4-point checklist to evaluate the potential of an investment – Blue Barrows

Investments, if done right, can help you grow your wealth and accomplish life goals. However, among the seemingly endless investment opportunities, how do you gauge the potential of an investment? While there are no thumb rules as such, here are certain pointers you can use as benchmarks to evaluate your investment potential.

Here is a checklist –

Risk-adjusted Returns:

Mind Over Money

This is perhaps the most critical metric on which investors evaluate their investment. The returns an investment offers given the level of risk associated with it. It enables you to compare high-risk and low-risk return investments.

By evaluating the risk-adjusted returns of an investment, you can judge if you are extracting the highest possible gains with minimal risk involved.

Sharpe ratio, alpha, beta, and standard deviation are some popular risk-adjusted returns metrics. On most occasions, investments offering high returns have higher risks associated with them.


Liquidity refers to the ease with which you can convert your investments into cash. While investments in stocks and mutual funds are highly liquid, it’s not so for investments in real estate. Liquidity matters, especially in contingencies.

Therefore, while setting up an emergency fund, make sure to invest in liquid instruments. Returns should be the last thing in your mind when you park money for rainy days.


Well-regulated investments give you the route to seek action in case something goes wrong. Regulators like SEBI and IRDAI closely watch products and practices to ensure consumer protection and safety.

However, there are some financial instruments where there are little or no regulations. These are highly risky bets, with potential chances of suffering huge losses. Hence, it’s in your interest to ensure that your investments are well-defined with proper guidelines protecting your interest.

Tax Benefits and Convenience:

This is another crucial metric. The actual return from your investments is what you get after tax deduction. Hence, before investing, analyze its tax treatment. Tax treatment varies across asset classes.

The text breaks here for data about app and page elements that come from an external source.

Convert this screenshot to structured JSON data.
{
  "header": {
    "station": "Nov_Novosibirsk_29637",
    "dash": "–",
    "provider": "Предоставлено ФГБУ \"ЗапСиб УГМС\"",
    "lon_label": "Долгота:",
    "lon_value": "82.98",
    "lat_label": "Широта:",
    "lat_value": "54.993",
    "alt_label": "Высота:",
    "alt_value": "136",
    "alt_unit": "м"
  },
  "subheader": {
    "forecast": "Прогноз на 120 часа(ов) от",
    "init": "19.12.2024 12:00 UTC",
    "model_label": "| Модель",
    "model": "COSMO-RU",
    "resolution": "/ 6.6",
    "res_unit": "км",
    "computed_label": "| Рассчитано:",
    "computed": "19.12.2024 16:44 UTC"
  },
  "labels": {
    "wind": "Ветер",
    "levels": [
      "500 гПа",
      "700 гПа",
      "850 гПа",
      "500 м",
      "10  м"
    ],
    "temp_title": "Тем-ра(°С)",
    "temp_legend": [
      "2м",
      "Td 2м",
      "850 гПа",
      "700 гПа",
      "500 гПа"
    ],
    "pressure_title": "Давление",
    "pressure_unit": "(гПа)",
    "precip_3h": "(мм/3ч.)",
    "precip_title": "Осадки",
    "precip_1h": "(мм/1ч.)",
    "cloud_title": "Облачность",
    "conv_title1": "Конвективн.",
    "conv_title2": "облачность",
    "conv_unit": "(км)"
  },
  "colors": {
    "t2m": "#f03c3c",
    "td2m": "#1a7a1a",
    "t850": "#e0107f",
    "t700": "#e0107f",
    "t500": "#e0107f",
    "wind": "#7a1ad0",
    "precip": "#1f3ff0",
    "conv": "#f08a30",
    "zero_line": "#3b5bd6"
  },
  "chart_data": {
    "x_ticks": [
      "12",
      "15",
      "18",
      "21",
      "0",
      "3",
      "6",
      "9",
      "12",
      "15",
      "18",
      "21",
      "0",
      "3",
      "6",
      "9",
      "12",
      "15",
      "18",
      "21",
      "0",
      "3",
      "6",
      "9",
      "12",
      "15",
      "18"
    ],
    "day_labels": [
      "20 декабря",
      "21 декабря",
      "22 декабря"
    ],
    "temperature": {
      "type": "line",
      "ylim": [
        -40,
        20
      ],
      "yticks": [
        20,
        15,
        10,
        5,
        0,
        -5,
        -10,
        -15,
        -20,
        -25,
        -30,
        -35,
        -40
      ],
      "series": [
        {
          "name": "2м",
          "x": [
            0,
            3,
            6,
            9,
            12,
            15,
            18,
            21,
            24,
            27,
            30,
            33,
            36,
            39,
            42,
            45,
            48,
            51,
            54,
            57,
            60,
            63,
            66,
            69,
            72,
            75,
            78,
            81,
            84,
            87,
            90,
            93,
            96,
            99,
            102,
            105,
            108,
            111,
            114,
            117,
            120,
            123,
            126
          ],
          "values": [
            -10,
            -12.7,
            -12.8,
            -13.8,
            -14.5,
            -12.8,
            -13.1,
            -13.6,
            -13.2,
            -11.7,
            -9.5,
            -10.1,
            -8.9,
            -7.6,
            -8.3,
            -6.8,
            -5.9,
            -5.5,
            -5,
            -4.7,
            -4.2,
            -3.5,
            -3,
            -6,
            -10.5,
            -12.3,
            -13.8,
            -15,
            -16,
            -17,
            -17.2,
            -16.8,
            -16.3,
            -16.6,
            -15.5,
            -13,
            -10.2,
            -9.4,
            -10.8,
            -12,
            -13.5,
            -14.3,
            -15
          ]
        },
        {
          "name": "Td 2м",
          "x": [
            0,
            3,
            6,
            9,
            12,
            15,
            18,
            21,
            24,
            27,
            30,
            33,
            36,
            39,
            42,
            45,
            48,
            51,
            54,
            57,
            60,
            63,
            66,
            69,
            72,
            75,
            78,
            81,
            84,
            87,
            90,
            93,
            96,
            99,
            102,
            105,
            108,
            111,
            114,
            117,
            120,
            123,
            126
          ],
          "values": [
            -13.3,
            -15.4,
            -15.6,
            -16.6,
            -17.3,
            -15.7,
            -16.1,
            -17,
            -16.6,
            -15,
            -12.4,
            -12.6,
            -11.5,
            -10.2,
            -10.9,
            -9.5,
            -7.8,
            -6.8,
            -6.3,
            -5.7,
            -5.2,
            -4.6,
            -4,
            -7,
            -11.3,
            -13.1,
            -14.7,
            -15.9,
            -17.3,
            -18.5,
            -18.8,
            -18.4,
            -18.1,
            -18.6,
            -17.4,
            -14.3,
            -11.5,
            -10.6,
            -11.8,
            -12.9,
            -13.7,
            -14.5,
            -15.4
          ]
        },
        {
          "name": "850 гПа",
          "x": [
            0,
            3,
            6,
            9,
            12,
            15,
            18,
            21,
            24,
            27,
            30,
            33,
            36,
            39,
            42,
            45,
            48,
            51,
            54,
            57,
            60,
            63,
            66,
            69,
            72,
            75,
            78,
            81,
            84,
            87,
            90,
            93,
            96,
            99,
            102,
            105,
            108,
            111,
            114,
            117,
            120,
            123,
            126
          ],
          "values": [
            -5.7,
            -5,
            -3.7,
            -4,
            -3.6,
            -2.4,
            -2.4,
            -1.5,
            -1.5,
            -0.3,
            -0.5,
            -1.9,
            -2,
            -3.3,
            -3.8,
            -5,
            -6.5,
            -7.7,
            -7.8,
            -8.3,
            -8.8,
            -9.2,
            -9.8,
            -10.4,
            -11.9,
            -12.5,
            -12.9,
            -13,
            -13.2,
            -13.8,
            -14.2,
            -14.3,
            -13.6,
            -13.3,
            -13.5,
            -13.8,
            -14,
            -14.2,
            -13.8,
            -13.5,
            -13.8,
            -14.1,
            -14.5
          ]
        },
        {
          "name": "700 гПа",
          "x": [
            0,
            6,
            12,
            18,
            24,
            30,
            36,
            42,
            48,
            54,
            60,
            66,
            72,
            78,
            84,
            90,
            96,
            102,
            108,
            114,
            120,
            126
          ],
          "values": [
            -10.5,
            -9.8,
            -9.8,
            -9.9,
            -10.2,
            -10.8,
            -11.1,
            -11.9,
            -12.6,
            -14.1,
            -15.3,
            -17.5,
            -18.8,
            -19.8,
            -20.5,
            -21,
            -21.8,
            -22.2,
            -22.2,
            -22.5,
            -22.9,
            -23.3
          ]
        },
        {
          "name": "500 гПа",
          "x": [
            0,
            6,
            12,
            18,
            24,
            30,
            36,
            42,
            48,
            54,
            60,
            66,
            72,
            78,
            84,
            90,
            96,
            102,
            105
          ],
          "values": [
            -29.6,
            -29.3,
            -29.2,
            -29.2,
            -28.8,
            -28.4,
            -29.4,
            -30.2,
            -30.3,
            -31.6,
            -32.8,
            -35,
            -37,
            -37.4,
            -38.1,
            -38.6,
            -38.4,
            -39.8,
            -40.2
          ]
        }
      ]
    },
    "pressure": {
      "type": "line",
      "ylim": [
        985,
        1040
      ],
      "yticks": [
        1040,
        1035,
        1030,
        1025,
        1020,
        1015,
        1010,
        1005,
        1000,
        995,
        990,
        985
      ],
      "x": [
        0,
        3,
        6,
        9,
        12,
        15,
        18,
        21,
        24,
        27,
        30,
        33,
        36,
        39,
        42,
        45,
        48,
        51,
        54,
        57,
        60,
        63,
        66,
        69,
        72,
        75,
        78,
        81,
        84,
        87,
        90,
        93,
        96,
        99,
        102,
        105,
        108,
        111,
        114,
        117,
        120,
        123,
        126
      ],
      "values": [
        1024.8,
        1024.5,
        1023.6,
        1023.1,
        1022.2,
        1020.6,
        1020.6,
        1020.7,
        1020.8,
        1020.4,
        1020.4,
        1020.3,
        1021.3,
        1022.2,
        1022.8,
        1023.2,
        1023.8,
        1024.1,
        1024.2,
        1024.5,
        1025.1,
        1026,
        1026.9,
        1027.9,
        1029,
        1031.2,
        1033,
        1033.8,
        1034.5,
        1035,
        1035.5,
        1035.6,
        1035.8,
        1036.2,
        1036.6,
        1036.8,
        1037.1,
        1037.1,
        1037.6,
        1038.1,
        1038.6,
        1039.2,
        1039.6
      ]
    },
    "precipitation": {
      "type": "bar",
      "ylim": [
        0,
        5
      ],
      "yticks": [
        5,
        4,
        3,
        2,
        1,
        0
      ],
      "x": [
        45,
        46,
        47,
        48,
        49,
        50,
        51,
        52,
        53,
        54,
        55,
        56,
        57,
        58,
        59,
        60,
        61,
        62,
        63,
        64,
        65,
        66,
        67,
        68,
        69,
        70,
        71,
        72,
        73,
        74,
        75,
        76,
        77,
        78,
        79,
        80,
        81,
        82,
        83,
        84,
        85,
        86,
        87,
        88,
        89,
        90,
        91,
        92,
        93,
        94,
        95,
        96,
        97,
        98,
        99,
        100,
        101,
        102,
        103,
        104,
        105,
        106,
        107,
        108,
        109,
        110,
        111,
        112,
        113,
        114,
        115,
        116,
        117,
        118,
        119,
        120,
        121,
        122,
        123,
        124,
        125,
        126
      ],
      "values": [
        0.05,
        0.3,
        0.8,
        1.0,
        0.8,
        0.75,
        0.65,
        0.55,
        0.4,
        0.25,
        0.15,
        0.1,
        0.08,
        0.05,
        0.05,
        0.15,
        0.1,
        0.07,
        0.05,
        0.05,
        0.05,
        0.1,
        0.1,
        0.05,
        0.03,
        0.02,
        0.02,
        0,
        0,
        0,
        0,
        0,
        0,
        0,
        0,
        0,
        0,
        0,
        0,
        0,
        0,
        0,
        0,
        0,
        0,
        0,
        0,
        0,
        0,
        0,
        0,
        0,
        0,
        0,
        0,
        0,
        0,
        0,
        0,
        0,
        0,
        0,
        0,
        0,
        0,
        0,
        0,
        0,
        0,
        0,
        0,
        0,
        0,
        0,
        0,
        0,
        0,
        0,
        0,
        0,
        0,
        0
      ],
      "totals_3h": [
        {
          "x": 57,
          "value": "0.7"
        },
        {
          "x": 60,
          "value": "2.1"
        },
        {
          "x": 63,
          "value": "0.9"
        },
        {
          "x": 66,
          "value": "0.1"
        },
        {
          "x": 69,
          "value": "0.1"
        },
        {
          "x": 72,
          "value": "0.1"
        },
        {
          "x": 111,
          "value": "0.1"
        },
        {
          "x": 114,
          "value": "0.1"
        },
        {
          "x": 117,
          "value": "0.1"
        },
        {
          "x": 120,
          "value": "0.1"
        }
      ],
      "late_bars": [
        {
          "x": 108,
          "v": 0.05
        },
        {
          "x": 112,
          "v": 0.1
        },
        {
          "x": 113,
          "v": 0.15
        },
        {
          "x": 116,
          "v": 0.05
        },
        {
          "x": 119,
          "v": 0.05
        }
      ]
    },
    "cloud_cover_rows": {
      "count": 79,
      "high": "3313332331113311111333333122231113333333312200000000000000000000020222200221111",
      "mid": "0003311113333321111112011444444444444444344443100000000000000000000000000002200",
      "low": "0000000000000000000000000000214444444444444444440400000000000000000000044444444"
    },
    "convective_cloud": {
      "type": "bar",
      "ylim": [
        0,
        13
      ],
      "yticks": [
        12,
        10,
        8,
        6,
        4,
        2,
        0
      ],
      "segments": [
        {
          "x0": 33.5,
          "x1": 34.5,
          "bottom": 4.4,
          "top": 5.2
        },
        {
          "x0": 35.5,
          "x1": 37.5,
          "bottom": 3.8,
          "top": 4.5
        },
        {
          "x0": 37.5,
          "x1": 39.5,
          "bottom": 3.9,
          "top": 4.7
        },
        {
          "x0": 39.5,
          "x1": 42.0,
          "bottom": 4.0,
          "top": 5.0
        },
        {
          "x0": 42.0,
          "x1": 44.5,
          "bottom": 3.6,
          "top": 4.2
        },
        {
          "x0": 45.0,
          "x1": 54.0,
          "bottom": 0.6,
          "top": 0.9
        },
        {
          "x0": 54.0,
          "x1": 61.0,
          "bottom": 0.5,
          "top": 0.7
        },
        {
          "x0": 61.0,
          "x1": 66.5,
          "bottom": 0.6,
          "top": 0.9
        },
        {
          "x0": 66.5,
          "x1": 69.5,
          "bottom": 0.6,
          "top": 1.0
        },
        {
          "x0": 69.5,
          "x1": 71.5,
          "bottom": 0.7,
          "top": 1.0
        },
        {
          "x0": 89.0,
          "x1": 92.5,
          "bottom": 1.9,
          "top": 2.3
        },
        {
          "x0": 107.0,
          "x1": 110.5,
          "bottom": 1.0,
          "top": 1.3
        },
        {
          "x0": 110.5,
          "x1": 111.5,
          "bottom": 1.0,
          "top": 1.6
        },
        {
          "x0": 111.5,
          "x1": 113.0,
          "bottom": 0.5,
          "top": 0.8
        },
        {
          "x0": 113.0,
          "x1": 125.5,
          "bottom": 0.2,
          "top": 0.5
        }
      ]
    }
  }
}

Investing in instruments where taxes eat up a chunk of your gains adds little value to your portfolio.

Equally important is to factor in convenience. For example, while you can invest and gauge performance of your equity shares easily, the same can’t be said about real estate as it involves more documentation and legalities.

When it comes to making an investment, there is no room for guesswork. Always consult with an expert if you have any questions or concerns; they are your best resource when it comes to making smart choices.

(The author is President & Head, Personal Wealth, Wealth Management. Recommendations, suggestions, views and opinions are his own. These do not represent the views of Economic Times)